* [Task requirements]: Filter the records below for the word "source". Copy each line that holds it.

[[ Records supplied, beginning ]]

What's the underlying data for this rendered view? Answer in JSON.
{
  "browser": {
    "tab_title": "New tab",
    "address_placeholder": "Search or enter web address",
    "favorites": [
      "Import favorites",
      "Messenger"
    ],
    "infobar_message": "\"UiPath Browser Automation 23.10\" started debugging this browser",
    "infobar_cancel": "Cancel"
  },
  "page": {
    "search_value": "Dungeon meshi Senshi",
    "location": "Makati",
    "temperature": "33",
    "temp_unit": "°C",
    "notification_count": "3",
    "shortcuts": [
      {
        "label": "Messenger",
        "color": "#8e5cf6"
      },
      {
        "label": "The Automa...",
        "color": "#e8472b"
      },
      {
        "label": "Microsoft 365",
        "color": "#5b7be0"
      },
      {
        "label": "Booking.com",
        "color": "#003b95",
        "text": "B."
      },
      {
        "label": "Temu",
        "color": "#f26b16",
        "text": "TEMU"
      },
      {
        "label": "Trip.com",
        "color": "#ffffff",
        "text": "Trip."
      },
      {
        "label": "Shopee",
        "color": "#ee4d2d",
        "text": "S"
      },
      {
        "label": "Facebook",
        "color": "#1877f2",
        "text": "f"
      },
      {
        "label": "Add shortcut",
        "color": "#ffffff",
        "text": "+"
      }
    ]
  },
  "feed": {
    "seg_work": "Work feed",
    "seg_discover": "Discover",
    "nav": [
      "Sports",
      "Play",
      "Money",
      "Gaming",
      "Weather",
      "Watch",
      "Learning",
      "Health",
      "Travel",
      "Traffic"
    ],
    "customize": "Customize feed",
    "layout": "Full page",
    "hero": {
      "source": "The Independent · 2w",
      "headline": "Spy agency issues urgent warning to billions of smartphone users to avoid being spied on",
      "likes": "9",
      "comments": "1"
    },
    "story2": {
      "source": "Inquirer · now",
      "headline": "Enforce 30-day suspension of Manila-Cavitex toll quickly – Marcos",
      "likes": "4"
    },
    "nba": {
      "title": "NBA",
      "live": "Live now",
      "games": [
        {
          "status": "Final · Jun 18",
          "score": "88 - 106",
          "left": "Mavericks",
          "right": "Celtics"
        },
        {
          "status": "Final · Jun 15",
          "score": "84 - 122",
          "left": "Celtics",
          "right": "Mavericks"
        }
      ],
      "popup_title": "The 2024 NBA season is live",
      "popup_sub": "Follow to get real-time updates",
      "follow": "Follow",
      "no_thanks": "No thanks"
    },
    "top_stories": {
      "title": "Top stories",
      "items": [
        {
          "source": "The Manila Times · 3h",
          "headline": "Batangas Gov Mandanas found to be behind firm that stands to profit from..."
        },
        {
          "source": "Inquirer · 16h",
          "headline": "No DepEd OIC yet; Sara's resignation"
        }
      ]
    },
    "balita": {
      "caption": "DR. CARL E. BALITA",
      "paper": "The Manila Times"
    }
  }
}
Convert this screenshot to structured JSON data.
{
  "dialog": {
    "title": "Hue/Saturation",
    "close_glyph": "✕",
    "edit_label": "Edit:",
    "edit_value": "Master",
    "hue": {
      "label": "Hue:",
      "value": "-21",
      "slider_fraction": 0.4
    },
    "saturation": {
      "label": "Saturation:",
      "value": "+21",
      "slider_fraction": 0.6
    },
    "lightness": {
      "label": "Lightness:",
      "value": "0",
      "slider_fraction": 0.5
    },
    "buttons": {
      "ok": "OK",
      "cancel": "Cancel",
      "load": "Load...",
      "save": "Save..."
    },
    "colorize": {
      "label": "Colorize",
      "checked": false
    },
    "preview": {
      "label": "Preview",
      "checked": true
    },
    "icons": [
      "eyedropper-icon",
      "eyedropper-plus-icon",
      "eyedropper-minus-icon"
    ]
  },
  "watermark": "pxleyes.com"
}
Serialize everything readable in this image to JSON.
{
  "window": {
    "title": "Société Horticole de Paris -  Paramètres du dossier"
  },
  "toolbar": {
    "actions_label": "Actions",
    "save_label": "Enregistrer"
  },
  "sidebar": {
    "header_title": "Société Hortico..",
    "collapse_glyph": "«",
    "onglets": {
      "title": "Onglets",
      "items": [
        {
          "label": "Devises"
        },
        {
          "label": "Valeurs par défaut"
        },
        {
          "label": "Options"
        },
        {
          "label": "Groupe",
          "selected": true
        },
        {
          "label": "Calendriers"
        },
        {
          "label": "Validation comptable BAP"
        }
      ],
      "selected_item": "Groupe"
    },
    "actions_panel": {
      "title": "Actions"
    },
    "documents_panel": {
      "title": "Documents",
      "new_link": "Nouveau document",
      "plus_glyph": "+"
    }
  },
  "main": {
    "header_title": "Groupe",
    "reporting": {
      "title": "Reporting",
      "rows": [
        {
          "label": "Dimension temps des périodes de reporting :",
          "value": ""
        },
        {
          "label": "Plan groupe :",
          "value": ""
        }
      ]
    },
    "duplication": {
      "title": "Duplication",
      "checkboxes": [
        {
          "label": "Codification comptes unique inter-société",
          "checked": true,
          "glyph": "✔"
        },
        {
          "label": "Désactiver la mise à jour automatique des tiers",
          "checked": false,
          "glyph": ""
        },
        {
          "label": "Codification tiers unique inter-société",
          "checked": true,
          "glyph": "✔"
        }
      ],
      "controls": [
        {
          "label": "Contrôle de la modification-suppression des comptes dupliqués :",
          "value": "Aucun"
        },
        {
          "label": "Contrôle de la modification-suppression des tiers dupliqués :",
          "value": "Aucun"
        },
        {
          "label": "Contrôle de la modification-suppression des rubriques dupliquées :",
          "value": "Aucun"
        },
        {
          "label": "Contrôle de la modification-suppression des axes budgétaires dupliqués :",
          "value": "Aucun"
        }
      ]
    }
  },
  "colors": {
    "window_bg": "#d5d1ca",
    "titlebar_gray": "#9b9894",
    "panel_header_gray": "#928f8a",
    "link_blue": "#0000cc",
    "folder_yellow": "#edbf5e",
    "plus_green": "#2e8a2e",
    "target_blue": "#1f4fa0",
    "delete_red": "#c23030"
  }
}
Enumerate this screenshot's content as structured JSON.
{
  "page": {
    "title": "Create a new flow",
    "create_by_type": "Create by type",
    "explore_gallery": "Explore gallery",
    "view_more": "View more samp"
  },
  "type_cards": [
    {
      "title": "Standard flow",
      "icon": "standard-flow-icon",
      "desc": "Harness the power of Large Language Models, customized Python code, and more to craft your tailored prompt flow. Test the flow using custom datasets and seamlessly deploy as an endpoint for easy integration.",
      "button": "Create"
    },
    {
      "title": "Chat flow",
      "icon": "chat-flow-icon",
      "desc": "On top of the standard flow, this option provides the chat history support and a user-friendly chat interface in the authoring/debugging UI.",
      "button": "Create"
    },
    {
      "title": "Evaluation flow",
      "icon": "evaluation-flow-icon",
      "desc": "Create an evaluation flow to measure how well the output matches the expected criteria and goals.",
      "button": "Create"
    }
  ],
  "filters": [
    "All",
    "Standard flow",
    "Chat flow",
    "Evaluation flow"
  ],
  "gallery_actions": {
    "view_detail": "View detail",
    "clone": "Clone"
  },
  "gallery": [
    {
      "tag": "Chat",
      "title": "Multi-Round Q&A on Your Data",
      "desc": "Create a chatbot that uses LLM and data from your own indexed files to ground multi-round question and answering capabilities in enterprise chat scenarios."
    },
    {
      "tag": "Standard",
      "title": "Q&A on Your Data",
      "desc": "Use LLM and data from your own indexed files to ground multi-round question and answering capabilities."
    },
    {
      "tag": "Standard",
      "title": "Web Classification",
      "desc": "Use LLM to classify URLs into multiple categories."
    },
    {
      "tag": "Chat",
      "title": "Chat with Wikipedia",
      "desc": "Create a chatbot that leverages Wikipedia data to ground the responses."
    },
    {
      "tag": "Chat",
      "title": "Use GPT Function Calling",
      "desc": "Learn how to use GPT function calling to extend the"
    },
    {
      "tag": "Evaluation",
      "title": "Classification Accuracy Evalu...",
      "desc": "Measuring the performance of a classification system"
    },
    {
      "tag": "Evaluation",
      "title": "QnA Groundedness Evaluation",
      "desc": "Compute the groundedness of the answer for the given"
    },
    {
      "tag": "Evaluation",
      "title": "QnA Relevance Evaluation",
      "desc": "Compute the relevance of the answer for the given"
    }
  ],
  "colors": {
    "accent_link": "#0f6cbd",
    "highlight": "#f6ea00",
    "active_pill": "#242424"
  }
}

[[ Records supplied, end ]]

* [Output for this exercise]:
      "source": "The Independent · 2w",
      "source": "Inquirer · now",
          "source": "The Manila Times · 3h",
          "source": "Inquirer · 16h",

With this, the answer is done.